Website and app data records
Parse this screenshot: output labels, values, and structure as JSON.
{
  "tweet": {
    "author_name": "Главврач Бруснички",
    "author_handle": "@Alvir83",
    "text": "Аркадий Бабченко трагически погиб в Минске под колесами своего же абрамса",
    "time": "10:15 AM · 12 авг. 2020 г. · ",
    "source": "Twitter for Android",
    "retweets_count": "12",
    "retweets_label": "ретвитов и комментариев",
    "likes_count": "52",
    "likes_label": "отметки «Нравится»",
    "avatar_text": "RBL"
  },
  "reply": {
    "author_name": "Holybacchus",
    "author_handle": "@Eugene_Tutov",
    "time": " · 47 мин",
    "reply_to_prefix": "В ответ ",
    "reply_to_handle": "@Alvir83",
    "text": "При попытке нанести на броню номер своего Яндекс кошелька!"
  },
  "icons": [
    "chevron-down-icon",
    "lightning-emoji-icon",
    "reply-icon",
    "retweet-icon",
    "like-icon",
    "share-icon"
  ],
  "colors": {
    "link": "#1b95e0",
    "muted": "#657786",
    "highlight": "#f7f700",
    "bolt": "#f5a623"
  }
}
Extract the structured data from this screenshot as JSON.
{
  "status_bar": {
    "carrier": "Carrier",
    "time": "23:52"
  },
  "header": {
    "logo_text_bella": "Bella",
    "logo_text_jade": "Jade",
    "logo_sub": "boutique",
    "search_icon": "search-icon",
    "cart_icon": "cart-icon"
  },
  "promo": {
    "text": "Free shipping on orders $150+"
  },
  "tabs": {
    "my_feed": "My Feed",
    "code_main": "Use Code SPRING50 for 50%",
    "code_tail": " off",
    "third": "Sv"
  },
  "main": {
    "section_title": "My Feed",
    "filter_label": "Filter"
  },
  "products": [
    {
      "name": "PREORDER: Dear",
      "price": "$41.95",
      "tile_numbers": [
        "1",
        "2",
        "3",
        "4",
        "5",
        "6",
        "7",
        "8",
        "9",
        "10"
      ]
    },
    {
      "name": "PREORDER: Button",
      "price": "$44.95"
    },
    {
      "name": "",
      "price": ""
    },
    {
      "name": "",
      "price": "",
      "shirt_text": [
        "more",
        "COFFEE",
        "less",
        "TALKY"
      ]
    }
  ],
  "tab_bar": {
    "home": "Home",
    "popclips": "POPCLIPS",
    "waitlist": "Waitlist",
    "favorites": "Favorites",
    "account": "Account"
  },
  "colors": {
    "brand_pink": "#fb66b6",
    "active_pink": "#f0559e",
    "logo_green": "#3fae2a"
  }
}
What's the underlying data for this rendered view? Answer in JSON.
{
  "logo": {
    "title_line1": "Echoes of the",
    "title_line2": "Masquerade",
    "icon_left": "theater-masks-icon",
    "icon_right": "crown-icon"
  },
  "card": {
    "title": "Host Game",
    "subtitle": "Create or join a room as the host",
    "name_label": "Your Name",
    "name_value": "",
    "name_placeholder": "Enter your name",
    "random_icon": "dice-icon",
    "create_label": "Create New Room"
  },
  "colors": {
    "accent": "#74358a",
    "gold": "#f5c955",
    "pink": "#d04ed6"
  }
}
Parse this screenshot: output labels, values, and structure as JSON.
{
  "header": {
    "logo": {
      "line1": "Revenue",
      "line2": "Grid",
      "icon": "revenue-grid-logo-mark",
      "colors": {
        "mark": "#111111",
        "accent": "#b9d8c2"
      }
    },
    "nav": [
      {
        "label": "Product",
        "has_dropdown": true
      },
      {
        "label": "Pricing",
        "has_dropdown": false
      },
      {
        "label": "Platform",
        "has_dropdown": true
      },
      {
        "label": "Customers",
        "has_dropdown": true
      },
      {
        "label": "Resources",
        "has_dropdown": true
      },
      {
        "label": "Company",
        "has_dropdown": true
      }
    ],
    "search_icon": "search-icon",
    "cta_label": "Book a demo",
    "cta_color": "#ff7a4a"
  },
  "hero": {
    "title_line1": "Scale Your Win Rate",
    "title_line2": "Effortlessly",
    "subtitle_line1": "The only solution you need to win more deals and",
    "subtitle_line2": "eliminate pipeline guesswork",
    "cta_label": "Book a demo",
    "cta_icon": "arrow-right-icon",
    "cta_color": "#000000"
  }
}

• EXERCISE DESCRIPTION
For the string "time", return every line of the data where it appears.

• SOLUTION
    "time": "10:15 AM · 12 авг. 2020 г. · ",
    "time": " · 47 мин",
    "time": "23:52"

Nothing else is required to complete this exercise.